▶ INSTRUCTIONS FOR THE TASK:
Print all of the data below exactly as it appears, leaving out every image.

▶ SUPPLIED MATERIAL:

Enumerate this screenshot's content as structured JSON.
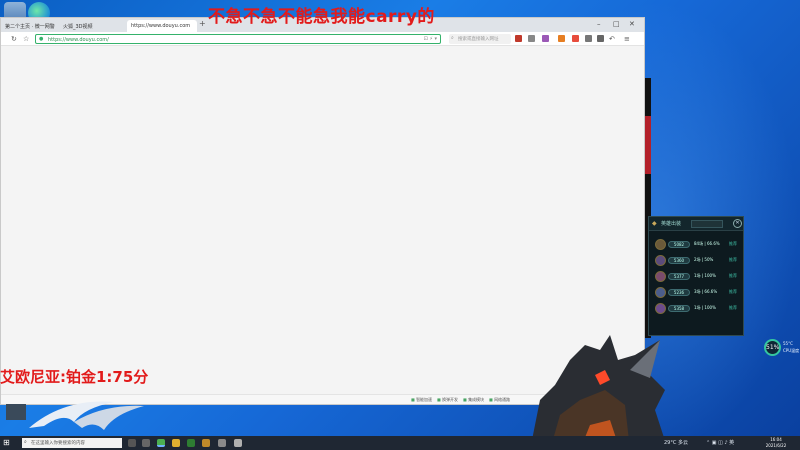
{
  "overlay": {
    "banner_text": "不急不急不能急我能carry的",
    "rank_text": "艾欧尼亚:铂金1:75分"
  },
  "browser": {
    "tabs": [
      {
        "label": "第二个主页 · 微一网警",
        "active": false
      },
      {
        "label": "火狐_3D视频",
        "active": false
      },
      {
        "label": "https://www.douyu.com",
        "active": true
      }
    ],
    "url": "https://www.douyu.com/",
    "search_placeholder": "搜索或直接输入网址",
    "status_items": [
      "智能加速",
      "换弹开发",
      "集成模块",
      "网络通路"
    ]
  },
  "champion_panel": {
    "title": "英雄出装",
    "close_glyph": "✕",
    "rows": [
      {
        "pill": "5082",
        "stat": "84场 | 66.6%",
        "link": "推荐",
        "color": "#6b5a3a"
      },
      {
        "pill": "5360",
        "stat": "2场 | 50%",
        "link": "推荐",
        "color": "#5b4b7c"
      },
      {
        "pill": "5377",
        "stat": "1场 | 100%",
        "link": "推荐",
        "color": "#7a4b6c"
      },
      {
        "pill": "5236",
        "stat": "3场 | 66.6%",
        "link": "推荐",
        "color": "#4b5d8c"
      },
      {
        "pill": "5358",
        "stat": "1场 | 100%",
        "link": "推荐",
        "color": "#6c4b8c"
      }
    ]
  },
  "perf_widget": {
    "value": "51%",
    "line1": "55°C",
    "line2": "CPU温度"
  },
  "taskbar": {
    "search_placeholder": "在这里输入你要搜索的内容",
    "weather": "29°C 多云",
    "time": "16:04",
    "date": "2021/6/22"
  },
  "colors": {
    "overlay_red": "#e21b1b",
    "accent_green": "#35b26b",
    "panel_teal": "#3fc2a8"
  }
}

▶ RESULT OF THIS EXERCISE:
Enumerate this screenshot's content as structured JSON.
{
  "overlay": {
    "banner_text": "不急不急不能急我能carry的",
    "rank_text": "艾欧尼亚:铂金1:75分"
  },
  "browser": {
    "tabs": [
      {
        "label": "第二个主页 · 微一网警",
        "active": false
      },
      {
        "label": "火狐_3D视频",
        "active": false
      },
      {
        "label": "https://www.douyu.com",
        "active": true
      }
    ],
    "url": "https://www.douyu.com/",
    "search_placeholder": "搜索或直接输入网址",
    "status_items": [
      "智能加速",
      "换弹开发",
      "集成模块",
      "网络通路"
    ]
  },
  "champion_panel": {
    "title": "英雄出装",
    "close_glyph": "✕",
    "rows": [
      {
        "pill": "5082",
        "stat": "84场 | 66.6%",
        "link": "推荐",
        "color": "#6b5a3a"
      },
      {
        "pill": "5360",
        "stat": "2场 | 50%",
        "link": "推荐",
        "color": "#5b4b7c"
      },
      {
        "pill": "5377",
        "stat": "1场 | 100%",
        "link": "推荐",
        "color": "#7a4b6c"
      },
      {
        "pill": "5236",
        "stat": "3场 | 66.6%",
        "link": "推荐",
        "color": "#4b5d8c"
      },
      {
        "pill": "5358",
        "stat": "1场 | 100%",
        "link": "推荐",
        "color": "#6c4b8c"
      }
    ]
  },
  "perf_widget": {
    "value": "51%",
    "line1": "55°C",
    "line2": "CPU温度"
  },
  "taskbar": {
    "search_placeholder": "在这里输入你要搜索的内容",
    "weather": "29°C 多云",
    "time": "16:04",
    "date": "2021/6/22"
  },
  "colors": {
    "overlay_red": "#e21b1b",
    "accent_green": "#35b26b",
    "panel_teal": "#3fc2a8"
  }
}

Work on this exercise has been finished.